Since May, Nader loyalists have been quietly collecting signatures from voters in hopes of forming a Peace Party, with the right to nominate candidates statewide.
This week, they found out that they had turned in enough signatures to qualify.
On Friday afternoon, members of the Peace Party informed state elections officials that Nader would be their presidential candidate.
Don Hamilton, a spokesman for Secretary of State Bill Bradbury, said elections officials will review the party's nomination on Monday, but "things look to be in order."
Political parties have until Tuesday to inform elections officials about their slate of candidates and get them listed on the statewide ballot.
At the height of his popularity in Oregon, Nader drew 10,000 people to a rally at Memorial Coliseum in Portland in 2000 and won 5 percent of the presidential vote in the state that year.
But four years later, many Democrats said he siphoned votes from Democrat Al Gore, and they blamed him for the first four years of the Bush presidency. He didn't make the ballot in Oregon despite several attempts.
Nader later filed a lawsuit against Bradbury, claiming that elections officials obstructed his attempts to get onto the ballot. The Oregon Supreme Court dismissed the case.
Nader has already qualified for the 2008 ballot in a handful of other states, including Missouri, Connecticut, South Dakota, Montana and California. Efforts to get him on the ballot are ongoing in Virginia, Kansas and Alabama, among other states.
Oregon has five other minor parties: Constitution, Independent, Libertarian, Pacific Greens and Working Families.
To form a political party, Peace Party backers needed to collect 20,693 valid signatures, or 1.5 percent of the total votes cast for governor in the last election.
Elections officials said they turned in 33,858 and that about 77 percent of those signatures were valid, a relatively high rate. To remain a recognized statewide party, parties must capture — percent of the total vote cast for any office, or have at least one-half of — percent of the total number of registered voters in the state belong to their party. That's about 10,200 voters.
Greg Kafoury, a longtime Nader supporter, said he envisioned a future for the Peace Party beyond the 2008 election.

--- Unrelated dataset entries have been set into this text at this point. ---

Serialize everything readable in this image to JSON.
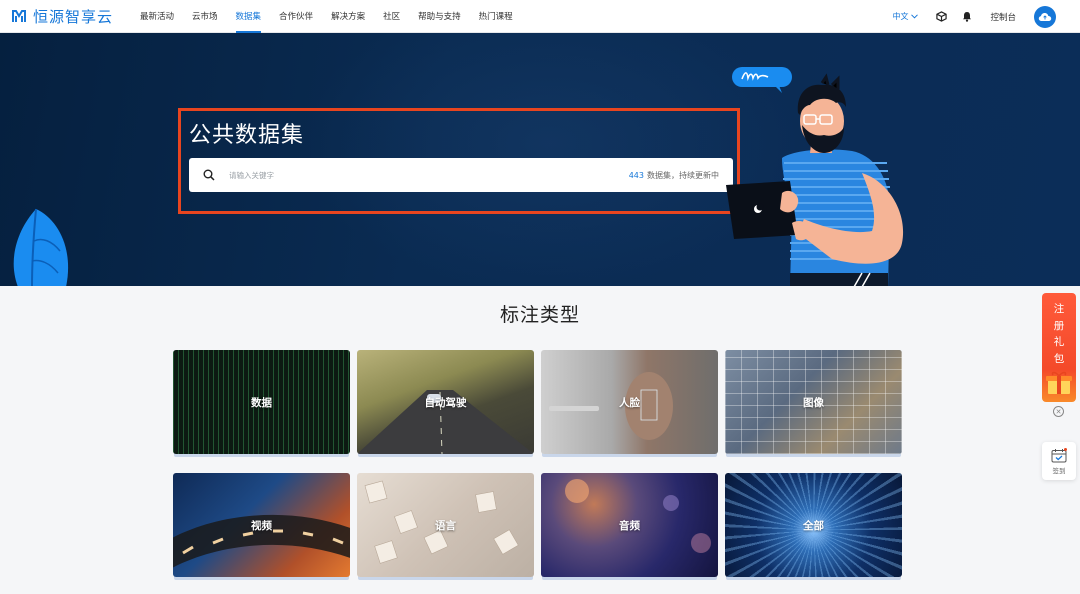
{
  "brand": {
    "name": "恒源智享云",
    "color": "#1677d8"
  },
  "nav": {
    "items": [
      {
        "label": "最新活动",
        "active": false
      },
      {
        "label": "云市场",
        "active": false
      },
      {
        "label": "数据集",
        "active": true
      },
      {
        "label": "合作伙伴",
        "active": false
      },
      {
        "label": "解决方案",
        "active": false
      },
      {
        "label": "社区",
        "active": false
      },
      {
        "label": "帮助与支持",
        "active": false
      },
      {
        "label": "热门课程",
        "active": false
      }
    ],
    "language": "中文",
    "console_label": "控制台",
    "icons": [
      "cube-icon",
      "bell-icon",
      "cloud-avatar-icon"
    ]
  },
  "hero": {
    "title": "公共数据集",
    "search": {
      "placeholder": "请输入关键字",
      "count": "443",
      "count_suffix": "数据集，持续更新中"
    },
    "highlight_color": "#e8451f"
  },
  "section": {
    "title": "标注类型",
    "cards": [
      {
        "label": "数据"
      },
      {
        "label": "自动驾驶"
      },
      {
        "label": "人脸"
      },
      {
        "label": "图像"
      },
      {
        "label": "视频"
      },
      {
        "label": "语言"
      },
      {
        "label": "音频"
      },
      {
        "label": "全部"
      }
    ]
  },
  "floating": {
    "gift_chars": [
      "注",
      "册",
      "礼",
      "包"
    ],
    "signin_label": "签到"
  }
}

"Both (Barack Obama and John McCain) want to escalate in Afghanistan. They are both threatening Iran. Neither one wants to withdraw completely from Iraq," Kafoury said. "There might be some use for a peace party, don't you think?"
Nader joins race for president